**Exercise**
What is needed here is an exact reprint of every record below.

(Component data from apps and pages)
+-------+
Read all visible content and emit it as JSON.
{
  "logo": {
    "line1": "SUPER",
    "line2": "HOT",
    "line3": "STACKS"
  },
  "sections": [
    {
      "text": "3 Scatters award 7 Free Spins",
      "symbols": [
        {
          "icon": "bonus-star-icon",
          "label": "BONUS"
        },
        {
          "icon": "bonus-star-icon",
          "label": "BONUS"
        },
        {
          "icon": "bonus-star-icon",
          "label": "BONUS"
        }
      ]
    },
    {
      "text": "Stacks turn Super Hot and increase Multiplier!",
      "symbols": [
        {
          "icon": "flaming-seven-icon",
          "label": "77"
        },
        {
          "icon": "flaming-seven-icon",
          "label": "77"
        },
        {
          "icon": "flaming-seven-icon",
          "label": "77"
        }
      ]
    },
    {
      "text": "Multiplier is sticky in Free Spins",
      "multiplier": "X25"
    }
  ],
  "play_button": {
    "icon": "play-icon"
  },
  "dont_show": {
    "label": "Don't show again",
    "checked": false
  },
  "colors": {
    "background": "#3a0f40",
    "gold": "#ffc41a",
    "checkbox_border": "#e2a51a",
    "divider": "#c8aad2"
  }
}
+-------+
**Exercise solution**
Read all visible content and emit it as JSON.
{
  "logo": {
    "line1": "SUPER",
    "line2": "HOT",
    "line3": "STACKS"
  },
  "sections": [
    {
      "text": "3 Scatters award 7 Free Spins",
      "symbols": [
        {
          "icon": "bonus-star-icon",
          "label": "BONUS"
        },
        {
          "icon": "bonus-star-icon",
          "label": "BONUS"
        },
        {
          "icon": "bonus-star-icon",
          "label": "BONUS"
        }
      ]
    },
    {
      "text": "Stacks turn Super Hot and increase Multiplier!",
      "symbols": [
        {
          "icon": "flaming-seven-icon",
          "label": "77"
        },
        {
          "icon": "flaming-seven-icon",
          "label": "77"
        },
        {
          "icon": "flaming-seven-icon",
          "label": "77"
        }
      ]
    },
    {
      "text": "Multiplier is sticky in Free Spins",
      "multiplier": "X25"
    }
  ],
  "play_button": {
    "icon": "play-icon"
  },
  "dont_show": {
    "label": "Don't show again",
    "checked": false
  },
  "colors": {
    "background": "#3a0f40",
    "gold": "#ffc41a",
    "checkbox_border": "#e2a51a",
    "divider": "#c8aad2"
  }
}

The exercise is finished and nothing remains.